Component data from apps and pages
===============
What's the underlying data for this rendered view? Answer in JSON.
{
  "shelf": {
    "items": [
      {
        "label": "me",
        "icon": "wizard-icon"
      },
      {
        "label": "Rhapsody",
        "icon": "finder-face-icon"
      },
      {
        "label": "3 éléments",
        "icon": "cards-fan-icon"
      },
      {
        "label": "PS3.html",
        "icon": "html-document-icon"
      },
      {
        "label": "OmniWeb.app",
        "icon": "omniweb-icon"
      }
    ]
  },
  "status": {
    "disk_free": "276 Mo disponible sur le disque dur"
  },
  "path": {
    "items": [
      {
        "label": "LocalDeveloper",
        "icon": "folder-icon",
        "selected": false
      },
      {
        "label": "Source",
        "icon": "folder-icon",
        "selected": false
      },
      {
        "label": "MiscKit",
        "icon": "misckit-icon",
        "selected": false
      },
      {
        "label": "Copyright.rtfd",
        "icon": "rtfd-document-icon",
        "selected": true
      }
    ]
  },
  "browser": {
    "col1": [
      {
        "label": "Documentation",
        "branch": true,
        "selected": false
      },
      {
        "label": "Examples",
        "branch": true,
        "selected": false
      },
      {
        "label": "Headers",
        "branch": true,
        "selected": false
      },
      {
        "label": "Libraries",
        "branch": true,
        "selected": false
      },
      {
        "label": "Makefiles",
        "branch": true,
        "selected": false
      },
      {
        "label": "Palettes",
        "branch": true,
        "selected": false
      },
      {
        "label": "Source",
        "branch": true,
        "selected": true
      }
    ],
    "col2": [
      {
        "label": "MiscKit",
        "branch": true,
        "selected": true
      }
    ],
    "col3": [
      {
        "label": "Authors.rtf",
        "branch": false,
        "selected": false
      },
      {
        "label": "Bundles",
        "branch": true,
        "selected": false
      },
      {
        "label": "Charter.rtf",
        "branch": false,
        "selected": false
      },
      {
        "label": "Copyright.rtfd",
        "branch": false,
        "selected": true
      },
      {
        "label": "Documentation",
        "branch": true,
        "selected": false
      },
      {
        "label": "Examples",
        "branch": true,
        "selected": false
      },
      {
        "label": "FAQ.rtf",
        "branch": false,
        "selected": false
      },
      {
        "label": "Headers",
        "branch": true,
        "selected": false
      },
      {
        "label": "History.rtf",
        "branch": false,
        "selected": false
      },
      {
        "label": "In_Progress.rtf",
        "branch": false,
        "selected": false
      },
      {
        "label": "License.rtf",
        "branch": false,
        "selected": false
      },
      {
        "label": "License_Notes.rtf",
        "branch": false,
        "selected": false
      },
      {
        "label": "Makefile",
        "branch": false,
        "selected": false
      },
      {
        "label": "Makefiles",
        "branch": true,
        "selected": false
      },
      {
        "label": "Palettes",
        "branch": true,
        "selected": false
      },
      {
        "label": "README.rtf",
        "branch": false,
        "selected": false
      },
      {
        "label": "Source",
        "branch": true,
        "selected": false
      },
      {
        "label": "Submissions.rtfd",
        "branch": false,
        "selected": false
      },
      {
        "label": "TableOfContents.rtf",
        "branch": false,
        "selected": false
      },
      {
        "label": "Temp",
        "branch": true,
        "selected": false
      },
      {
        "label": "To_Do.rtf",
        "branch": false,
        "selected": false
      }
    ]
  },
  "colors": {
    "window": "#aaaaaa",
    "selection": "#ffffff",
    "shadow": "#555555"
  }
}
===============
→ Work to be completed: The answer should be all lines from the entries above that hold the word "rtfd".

→ Response:
        "label": "Copyright.rtfd",
        "icon": "rtfd-document-icon",
        "label": "Copyright.rtfd",
        "label": "Submissions.rtfd",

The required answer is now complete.